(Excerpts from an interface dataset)
• • • • • • •

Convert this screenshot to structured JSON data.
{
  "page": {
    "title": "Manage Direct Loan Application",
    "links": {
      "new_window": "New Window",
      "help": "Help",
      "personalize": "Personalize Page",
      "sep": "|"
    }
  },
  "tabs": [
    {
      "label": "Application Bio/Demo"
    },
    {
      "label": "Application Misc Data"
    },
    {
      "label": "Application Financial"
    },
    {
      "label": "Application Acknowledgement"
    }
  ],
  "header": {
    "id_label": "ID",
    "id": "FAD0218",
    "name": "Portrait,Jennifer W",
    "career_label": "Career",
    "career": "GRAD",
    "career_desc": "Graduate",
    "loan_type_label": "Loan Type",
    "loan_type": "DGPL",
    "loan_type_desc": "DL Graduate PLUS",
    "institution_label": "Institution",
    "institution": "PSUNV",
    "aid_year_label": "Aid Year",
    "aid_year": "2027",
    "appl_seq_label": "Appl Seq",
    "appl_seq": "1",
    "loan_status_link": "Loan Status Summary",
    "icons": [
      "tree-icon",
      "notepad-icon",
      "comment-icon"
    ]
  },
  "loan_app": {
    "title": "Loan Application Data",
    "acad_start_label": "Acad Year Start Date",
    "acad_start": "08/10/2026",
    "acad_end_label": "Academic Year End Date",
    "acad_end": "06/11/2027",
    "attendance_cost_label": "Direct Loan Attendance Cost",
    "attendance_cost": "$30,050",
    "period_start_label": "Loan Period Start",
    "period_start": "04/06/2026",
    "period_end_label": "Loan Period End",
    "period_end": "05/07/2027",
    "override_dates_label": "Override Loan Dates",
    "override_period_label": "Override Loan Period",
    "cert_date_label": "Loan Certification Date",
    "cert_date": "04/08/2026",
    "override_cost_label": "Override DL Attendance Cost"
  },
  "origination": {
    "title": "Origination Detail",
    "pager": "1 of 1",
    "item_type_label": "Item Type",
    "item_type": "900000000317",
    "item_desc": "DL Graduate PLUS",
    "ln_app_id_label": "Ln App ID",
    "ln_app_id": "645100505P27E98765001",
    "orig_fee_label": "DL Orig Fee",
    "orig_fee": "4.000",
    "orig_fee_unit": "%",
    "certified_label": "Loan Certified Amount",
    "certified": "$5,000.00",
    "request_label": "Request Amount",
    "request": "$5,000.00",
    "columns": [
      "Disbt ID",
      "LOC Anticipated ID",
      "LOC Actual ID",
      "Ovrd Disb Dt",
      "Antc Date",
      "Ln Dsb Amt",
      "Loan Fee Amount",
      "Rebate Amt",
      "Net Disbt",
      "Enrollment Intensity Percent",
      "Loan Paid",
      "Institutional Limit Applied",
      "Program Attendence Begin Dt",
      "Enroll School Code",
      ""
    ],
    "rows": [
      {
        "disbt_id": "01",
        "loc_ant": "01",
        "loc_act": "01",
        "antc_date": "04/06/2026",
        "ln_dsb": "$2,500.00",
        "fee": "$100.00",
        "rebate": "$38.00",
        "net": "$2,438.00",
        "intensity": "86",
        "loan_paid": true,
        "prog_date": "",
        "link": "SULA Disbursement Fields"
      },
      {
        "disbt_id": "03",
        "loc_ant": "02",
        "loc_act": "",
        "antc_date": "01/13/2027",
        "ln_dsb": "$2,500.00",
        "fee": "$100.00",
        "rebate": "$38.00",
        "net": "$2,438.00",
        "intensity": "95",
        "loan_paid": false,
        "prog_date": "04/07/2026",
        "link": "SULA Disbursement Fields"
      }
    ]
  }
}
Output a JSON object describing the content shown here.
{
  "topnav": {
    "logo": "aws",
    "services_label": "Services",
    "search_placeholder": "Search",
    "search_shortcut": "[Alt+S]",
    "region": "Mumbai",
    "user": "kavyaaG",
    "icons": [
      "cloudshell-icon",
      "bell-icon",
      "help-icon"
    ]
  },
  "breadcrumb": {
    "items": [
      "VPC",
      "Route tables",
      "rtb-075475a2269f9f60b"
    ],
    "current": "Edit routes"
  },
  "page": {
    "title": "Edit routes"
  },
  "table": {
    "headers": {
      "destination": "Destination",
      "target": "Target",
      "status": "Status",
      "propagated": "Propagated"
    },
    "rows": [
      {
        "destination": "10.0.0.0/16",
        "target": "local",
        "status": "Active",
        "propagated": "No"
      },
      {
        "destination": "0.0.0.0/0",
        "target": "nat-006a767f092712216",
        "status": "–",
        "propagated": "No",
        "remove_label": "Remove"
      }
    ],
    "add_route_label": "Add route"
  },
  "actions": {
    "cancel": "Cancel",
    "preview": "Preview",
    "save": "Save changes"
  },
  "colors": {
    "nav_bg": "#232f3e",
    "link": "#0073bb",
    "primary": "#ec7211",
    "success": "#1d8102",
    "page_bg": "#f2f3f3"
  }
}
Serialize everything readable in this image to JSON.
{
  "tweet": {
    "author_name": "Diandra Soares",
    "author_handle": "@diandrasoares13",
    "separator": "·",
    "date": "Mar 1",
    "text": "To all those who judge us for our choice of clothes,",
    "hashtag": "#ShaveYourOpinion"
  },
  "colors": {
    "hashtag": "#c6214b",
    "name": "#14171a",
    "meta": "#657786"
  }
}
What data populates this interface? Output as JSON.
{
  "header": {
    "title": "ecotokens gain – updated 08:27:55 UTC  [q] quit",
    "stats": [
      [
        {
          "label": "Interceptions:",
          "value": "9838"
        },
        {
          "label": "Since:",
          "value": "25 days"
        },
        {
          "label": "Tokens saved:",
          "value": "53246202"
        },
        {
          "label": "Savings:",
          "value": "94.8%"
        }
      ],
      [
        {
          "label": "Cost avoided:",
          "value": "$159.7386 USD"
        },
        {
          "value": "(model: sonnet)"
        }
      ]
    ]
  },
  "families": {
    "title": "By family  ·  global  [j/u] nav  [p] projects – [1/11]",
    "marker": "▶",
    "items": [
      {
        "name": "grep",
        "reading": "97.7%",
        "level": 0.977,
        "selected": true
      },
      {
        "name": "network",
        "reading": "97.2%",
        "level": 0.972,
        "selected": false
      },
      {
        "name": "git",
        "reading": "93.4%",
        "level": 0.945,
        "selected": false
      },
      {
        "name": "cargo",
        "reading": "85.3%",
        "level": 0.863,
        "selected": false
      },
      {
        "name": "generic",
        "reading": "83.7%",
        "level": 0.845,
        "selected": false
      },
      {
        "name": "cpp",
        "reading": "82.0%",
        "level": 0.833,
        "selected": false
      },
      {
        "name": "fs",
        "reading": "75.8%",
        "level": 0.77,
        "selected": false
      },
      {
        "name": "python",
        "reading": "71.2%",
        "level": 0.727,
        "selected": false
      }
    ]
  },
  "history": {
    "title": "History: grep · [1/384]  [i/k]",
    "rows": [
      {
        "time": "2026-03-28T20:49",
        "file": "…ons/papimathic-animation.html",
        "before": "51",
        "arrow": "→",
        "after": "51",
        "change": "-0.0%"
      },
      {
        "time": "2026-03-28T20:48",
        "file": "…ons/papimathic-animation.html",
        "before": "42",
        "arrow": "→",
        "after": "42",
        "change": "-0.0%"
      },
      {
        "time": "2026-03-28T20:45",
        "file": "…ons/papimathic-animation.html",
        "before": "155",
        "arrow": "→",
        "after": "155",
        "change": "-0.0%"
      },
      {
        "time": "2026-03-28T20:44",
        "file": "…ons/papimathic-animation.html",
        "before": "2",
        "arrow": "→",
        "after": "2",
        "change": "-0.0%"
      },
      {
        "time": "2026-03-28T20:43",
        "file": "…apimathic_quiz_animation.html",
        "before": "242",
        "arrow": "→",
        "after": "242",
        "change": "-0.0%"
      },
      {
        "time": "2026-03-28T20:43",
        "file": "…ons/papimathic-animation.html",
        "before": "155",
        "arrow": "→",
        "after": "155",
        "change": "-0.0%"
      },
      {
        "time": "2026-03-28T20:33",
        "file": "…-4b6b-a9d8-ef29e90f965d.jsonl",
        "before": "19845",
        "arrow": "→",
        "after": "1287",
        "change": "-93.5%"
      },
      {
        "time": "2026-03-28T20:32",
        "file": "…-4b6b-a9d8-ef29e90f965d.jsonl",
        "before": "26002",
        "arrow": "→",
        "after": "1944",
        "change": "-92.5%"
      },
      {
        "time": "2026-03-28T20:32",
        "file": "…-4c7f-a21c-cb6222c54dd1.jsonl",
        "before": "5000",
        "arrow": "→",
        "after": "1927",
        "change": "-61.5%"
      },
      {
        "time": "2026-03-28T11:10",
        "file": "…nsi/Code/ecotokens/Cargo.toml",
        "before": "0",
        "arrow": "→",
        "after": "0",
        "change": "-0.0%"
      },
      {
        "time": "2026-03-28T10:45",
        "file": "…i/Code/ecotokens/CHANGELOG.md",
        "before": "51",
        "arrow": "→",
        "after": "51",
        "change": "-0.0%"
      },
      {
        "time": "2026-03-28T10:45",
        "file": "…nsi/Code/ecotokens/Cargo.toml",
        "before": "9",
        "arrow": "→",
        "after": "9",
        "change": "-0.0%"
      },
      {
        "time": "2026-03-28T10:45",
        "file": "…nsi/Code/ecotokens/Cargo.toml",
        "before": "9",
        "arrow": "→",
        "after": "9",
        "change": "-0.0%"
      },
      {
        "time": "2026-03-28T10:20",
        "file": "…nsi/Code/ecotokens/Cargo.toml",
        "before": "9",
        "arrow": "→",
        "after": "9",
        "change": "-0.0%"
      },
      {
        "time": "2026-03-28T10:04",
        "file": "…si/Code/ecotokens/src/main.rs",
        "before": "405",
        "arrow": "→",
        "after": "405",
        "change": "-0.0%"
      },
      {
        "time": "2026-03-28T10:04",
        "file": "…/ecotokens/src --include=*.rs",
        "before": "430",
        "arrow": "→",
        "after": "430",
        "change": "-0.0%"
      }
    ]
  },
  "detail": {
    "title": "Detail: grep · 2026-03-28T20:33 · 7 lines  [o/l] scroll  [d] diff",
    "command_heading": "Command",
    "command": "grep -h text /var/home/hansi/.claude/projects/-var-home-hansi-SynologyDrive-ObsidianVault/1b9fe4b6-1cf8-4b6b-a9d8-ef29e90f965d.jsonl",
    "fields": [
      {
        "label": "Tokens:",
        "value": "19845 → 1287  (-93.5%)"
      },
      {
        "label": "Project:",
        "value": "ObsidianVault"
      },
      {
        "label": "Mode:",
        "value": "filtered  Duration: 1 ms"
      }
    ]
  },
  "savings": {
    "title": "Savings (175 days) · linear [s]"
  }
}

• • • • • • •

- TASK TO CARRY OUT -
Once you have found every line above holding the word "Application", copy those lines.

- RESULT FOR THIS TASK -
    "title": "Manage Direct Loan Application",
      "label": "Application Bio/Demo"
      "label": "Application Misc Data"
      "label": "Application Financial"
      "label": "Application Acknowledgement"
    "title": "Loan Application Data",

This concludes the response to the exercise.